Glioblastoma is the most common and most aggressive of the primary malignant brain tumors in adults. Annually there are approximately 13,000 cases of GBM diagnosed, with historical 1 year and 5 year survival rates of 34.6% and 4.75% respectively. While concomitant chemoradiotherapy with temozolomide remains the standard of care for initial treatment, all patients eventually require salvage therapy and angiogenesis inhibitors targeting the vascular endothelial growth factor (VEGF) pathway are standard in this setting. This application proposes a prospective, open-label, phase 2 study combining TH-302 at 670mg/m2 given every 2 weeks with bevacizumab in 33 patients with glioblastoma. Bevacizumab will be administered at 10mg/kg as established standard of care. TH-302 is a nitroimidazole prodrug of the cytotoxin, bromo-isophosphoramide mustard (Br-IPM). When exposed to hypoxic conditions, TH-302 is reduced at the nitroimadazole site of the prodrug by intracellular reductases leading to the release of Br-IPM. Br-IPM can then act as a DNA crosslinking agent. The investigators report that in vitro cytotoxicity and clonogenic assays indicate that TH-302 has little activity under normoxic conditions but is highly cytotoxic under hypoxic conditions. Patients will be followed by magnetic resonance imaging (MRI) until disease progression. The primary endpoint will be median progression free survival (PFS), with secondary end points of overall survival (OS) and safety. Significance in survival will be assessed by log-rank analysis with comparison to historical controls.
The specific aims of the study are to: 1) establish the efficacy of TH-302 in glioblastoma patients progressing on bevacizumab, 2) characterize hypoxic volume, cerebral blood flow, and oxygen extraction fraction (OEF) in patients undergoing treatment with TH-302, and 3) correlate changes in known molecular markers of bevacizumab de novo resistance, acquired resistance, and tumor hypoxia with tumor response, time to progression, and patient survival.

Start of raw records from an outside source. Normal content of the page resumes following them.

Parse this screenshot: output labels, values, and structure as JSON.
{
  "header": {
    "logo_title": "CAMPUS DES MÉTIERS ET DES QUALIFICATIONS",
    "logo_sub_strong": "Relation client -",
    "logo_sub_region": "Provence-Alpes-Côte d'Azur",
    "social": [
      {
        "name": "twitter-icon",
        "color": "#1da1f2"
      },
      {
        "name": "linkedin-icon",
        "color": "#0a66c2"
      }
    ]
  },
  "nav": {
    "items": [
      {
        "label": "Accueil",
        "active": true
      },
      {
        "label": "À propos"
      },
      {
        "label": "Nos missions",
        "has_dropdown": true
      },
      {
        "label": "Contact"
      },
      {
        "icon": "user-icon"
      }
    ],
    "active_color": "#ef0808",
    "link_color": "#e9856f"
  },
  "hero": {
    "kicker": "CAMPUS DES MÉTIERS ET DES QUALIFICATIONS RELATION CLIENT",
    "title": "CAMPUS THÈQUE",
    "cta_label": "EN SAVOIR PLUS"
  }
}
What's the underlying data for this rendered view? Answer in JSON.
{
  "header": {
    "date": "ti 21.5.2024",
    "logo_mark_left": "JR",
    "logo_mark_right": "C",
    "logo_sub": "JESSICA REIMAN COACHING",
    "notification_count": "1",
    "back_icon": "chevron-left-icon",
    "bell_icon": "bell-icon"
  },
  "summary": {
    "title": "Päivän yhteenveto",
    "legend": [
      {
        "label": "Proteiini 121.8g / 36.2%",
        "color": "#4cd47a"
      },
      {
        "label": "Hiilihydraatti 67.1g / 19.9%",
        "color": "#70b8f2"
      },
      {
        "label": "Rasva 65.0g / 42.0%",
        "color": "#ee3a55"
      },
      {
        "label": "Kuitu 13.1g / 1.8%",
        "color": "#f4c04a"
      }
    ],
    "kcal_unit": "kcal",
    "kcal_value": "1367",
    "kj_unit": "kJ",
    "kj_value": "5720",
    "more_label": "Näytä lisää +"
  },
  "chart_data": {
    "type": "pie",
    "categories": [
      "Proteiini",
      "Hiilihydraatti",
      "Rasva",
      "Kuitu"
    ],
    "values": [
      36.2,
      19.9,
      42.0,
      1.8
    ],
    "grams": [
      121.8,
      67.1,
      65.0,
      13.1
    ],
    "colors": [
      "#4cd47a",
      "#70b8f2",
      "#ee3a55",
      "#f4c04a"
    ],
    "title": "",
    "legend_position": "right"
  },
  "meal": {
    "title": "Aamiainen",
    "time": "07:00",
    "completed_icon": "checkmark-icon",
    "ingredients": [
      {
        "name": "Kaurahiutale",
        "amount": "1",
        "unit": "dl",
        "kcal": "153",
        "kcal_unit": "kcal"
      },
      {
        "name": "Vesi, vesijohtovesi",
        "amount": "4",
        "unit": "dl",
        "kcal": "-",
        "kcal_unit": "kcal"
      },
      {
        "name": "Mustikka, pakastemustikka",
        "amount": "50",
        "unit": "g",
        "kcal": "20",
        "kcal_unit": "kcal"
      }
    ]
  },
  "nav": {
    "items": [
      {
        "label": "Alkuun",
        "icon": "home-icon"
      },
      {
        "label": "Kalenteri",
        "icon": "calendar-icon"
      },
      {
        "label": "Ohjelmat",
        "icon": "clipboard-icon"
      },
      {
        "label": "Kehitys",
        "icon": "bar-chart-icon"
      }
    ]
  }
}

Glioblastoma is an incurable brain tumor which shows low levels of oxygen due to its rapid growth. A new type of chemotherapy is being studied in this proposal, which is only activated by low levels of oxygen seen in the tumor. We plan to assess the benefit of this drug in patients, together with imaging and blood studies that could potentially reveal which patients are the most likely to benefit.